Treaty of Elvas

The Treaty of Elvas (Portuguese: tratado de Elvas) was a peace treaty between the Kingdom of Portugal and Crown of Castile, which ended the Portuguese-Castilian War of 1381-1382. It was signed by King Fernando I of Portugal and King John I of Castile on 10 August 1382 in the Portuguese city of Elvas after the Portuguese defeat. The terms of the treaty were as follows:

  • Portugal and Castile end the war and restore good neighborly relations; Portugal breaks its alliance with the Kingdom of England and joins the Franco-Castilian alliance in the Hundred Years' War.
  • Portugal recognizes Avignon antipope Clement VII as the legitimate pope and joins the Franco-Castilian side in the Western schism.[1][2]
  • To strengthen the alliance, the Portuguese Infanta Beatrice, the only daughter of King Fernando I and heiress to the Portuguese throne, marries the Castilian prince Ferdinand, a son of King John I.[1]
  • Castile returns to Portugal the cities of Almeida and Miranda, as well as all captured ships and captives.[1]

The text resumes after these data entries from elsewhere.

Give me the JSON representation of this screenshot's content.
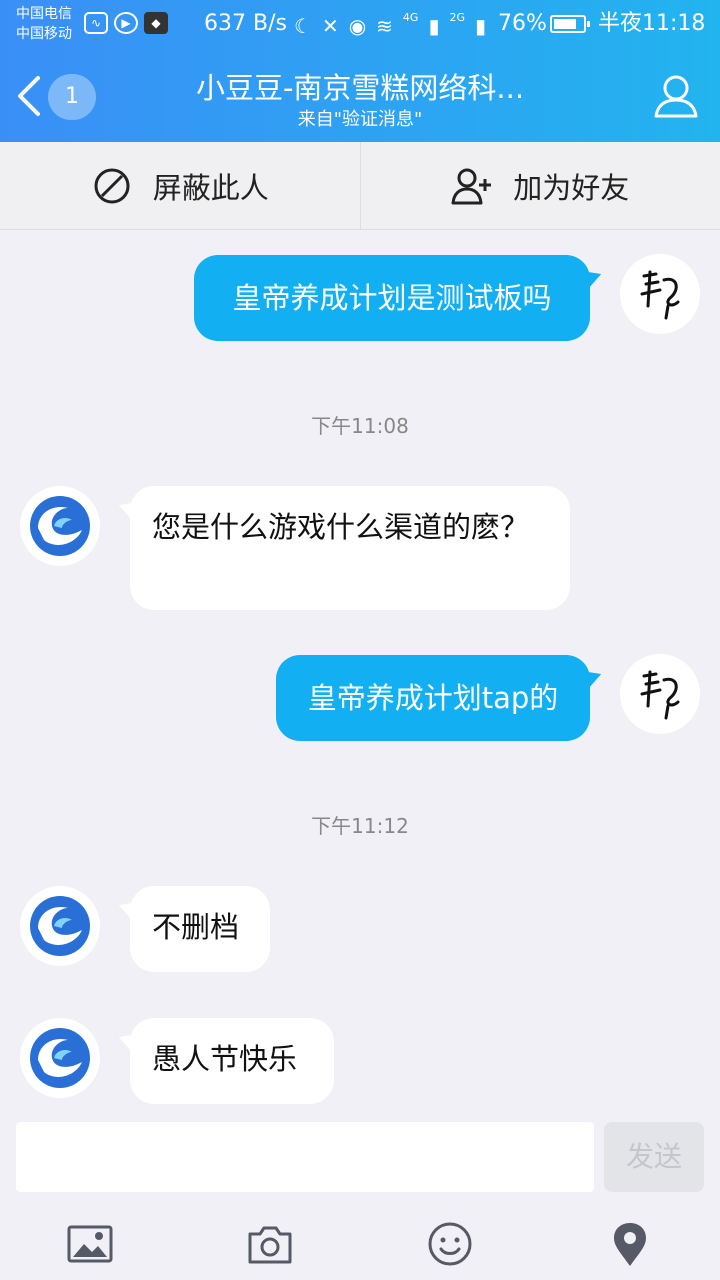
{
  "status_bar": {
    "carrier_1": "中国电信",
    "carrier_2": "中国移动",
    "net_speed": "637 B/s",
    "signal_1": "4G",
    "signal_2": "2G",
    "battery": "76%",
    "time": "半夜11:18"
  },
  "header": {
    "unread_count": "1",
    "title": "小豆豆-南京雪糕网络科...",
    "subtitle": "来自\"验证消息\""
  },
  "actions": {
    "block_label": "屏蔽此人",
    "add_friend_label": "加为好友"
  },
  "messages": [
    {
      "side": "out",
      "text": "皇帝养成计划是测试板吗"
    },
    {
      "type": "time",
      "text": "下午11:08"
    },
    {
      "side": "in",
      "text": "您是什么游戏什么渠道的麽？"
    },
    {
      "side": "out",
      "text": "皇帝养成计划tap的"
    },
    {
      "type": "time",
      "text": "下午11:12"
    },
    {
      "side": "in",
      "text": "不删档"
    },
    {
      "side": "in",
      "text": "愚人节快乐"
    }
  ],
  "input": {
    "value": "",
    "send_label": "发送"
  },
  "colors": {
    "header_start": "#3a8ff6",
    "header_end": "#22b4ef",
    "outgoing_bubble": "#12b0f2",
    "background": "#f0f0f6"
  },
  "icons": {
    "tools": [
      "image-icon",
      "camera-icon",
      "emoji-icon",
      "location-icon"
    ]
  }
}
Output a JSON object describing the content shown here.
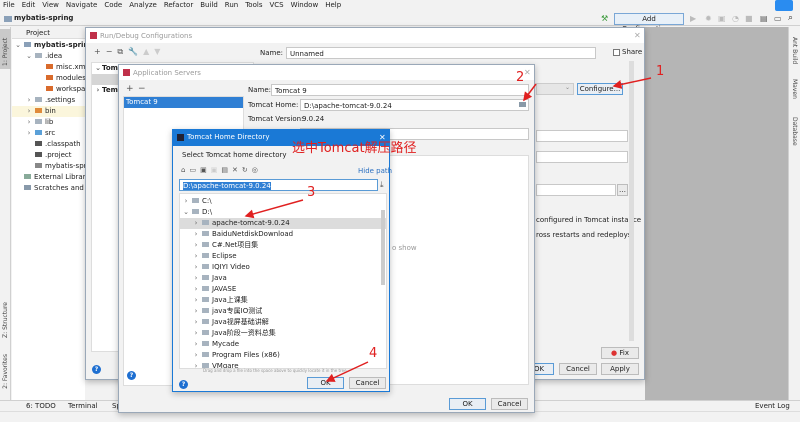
{
  "menu": [
    "File",
    "Edit",
    "View",
    "Navigate",
    "Code",
    "Analyze",
    "Refactor",
    "Build",
    "Run",
    "Tools",
    "VCS",
    "Window",
    "Help"
  ],
  "navbar": {
    "project_name": "mybatis-spring",
    "add_config_label": "Add Configuration..."
  },
  "left_strip": {
    "project": "1: Project",
    "structure": "Z: Structure",
    "favorites": "2: Favorites"
  },
  "right_strip": {
    "ant": "Ant Build",
    "maven": "Maven",
    "database": "Database"
  },
  "project_panel": {
    "header": "Project",
    "items": [
      {
        "label": "mybatis-spring",
        "depth": 0,
        "expanded": true,
        "icon": "module-folder"
      },
      {
        "label": ".idea",
        "depth": 1,
        "expanded": true,
        "icon": "folder"
      },
      {
        "label": "misc.xml",
        "depth": 2,
        "icon": "xml-file"
      },
      {
        "label": "modules.xml",
        "depth": 2,
        "icon": "xml-file"
      },
      {
        "label": "workspace.xml",
        "depth": 2,
        "icon": "xml-file"
      },
      {
        "label": ".settings",
        "depth": 1,
        "expanded": false,
        "icon": "folder"
      },
      {
        "label": "bin",
        "depth": 1,
        "expanded": false,
        "icon": "excluded-folder"
      },
      {
        "label": "lib",
        "depth": 1,
        "expanded": false,
        "icon": "folder"
      },
      {
        "label": "src",
        "depth": 1,
        "expanded": false,
        "icon": "source-folder"
      },
      {
        "label": ".classpath",
        "depth": 1,
        "icon": "file"
      },
      {
        "label": ".project",
        "depth": 1,
        "icon": "file"
      },
      {
        "label": "mybatis-spring.iml",
        "depth": 1,
        "icon": "iml-file"
      },
      {
        "label": "External Libraries",
        "depth": 0,
        "icon": "libraries"
      },
      {
        "label": "Scratches and Consoles",
        "depth": 0,
        "icon": "scratches"
      }
    ]
  },
  "run_debug": {
    "title": "Run/Debug Configurations",
    "name_label": "Name:",
    "name_value": "Unnamed",
    "share_label": "Share",
    "tree": [
      {
        "label": "Tomcat Server"
      },
      {
        "label": "Templates"
      }
    ],
    "configure_label": "Configure...",
    "text1": "configured in Tomcat instance",
    "text2": "ross restarts and redeploys",
    "fix_label": "Fix",
    "ok_label": "OK",
    "cancel_label": "Cancel",
    "apply_label": "Apply"
  },
  "app_servers": {
    "title": "Application Servers",
    "servers": [
      "Tomcat 9"
    ],
    "name_label": "Name:",
    "name_value": "Tomcat 9",
    "home_label": "Tomcat Home:",
    "home_value": "D:\\apache-tomcat-9.0.24",
    "version_label": "Tomcat Version:",
    "version_value": "9.0.24",
    "base_value": "24",
    "partial_text": "o show",
    "ok_label": "OK",
    "cancel_label": "Cancel"
  },
  "home_dir": {
    "title": "Tomcat Home Directory",
    "subtitle": "Select Tomcat home directory",
    "hide_path": "Hide path",
    "path_value": "D:\\apache-tomcat-9.0.24",
    "roots": [
      {
        "label": "C:\\",
        "expanded": false
      },
      {
        "label": "D:\\",
        "expanded": true
      }
    ],
    "folders": [
      "apache-tomcat-9.0.24",
      "BaiduNetdiskDownload",
      "C#.Net项目集",
      "Eclipse",
      "IQIYI Video",
      "Java",
      "JAVASE",
      "Java上课集",
      "java专属IO测试",
      "Java视屏基础讲解",
      "Java阶段一资料总集",
      "Mycade",
      "Program Files (x86)",
      "VMgare"
    ],
    "selected": "apache-tomcat-9.0.24",
    "hint": "Drag and drop a file into the space above to quickly locate it in the tree",
    "ok_label": "OK",
    "cancel_label": "Cancel"
  },
  "annotations": {
    "step1": "1",
    "step2": "2",
    "step3": "3",
    "step4": "4",
    "note": "选中Tomcat解压路径",
    "color": "#e02020"
  },
  "bottom_bar": {
    "todo": "6: TODO",
    "terminal": "Terminal",
    "spring": "Sp",
    "event_log": "Event Log"
  },
  "colors": {
    "accent": "#1e6fd1",
    "selection": "#2f7fd4",
    "title_blue": "#1a79d6"
  }
}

The treaty was negotiated by the Portuguese queen Leonor Teles, Count of Ourém, the Galician Juan de Andeiro,[3] Bishop of Lisbon, the Castilian Martinho de Zamora,[3] Bishop of Coimbra, the Castilian Juan Cabeza de Vaca,[3] Bishop of Guarda, the Portuguese Afonso Correa,[3] lawyer João das Regras and others.[1] Pedro de Luna (future antipope Benedict XIII), an envoy of Avignon antipope Clement VII, served as mediator between the Portuguese and Castilian parties.[1]

The Treaty of Elvas was a separate peace treaty concluded behind the backs of Portugal's English allies.[1] It removed Portugal from the Hundred Years' War for a time. As a chronicler recalls, learning of the betrayal of the Portuguese, the English knights angrily put down their helmets and smashed them with axes.[1] On 1 September 1382 Edmund, earl of Cambridge, took his ships and left Lisbon with his army.[1]

On 2 April 1383 the Treaty was supplemented and clarified in the Treaty of Salvaterra, according to which Beatrice had to marry John I of Castile.


  1. ^ a b c d e f g h Livermore 1947: 173.
  2. ^ Costa Gomes 2003: 157.
  3. ^ a b c d César Olivera Serrano. Correa, Alfonso // Real Academia de la Historia


  • Livermore H.V. History of Portugal. Cambridge: University Press, 1947.
  • Livermore H.V. A New History of Portugal. Cambridge: University Press, 1969.
  • Costa Gomes, Rita. The making of a court society: kings and nobles in late medieval Portugal. Cambridge University Press, 2003.
  • Menéndez Pidal, Ramón. Jover Zamora, José María. Historia de España. Espasa-Calpe, 2007. V. 14. p. 229.
  • Suárez Fernández, Luis. Historia del reinado de Juan I de Castilla: Estudio. Universidad Autónoma, 1977. p. 114.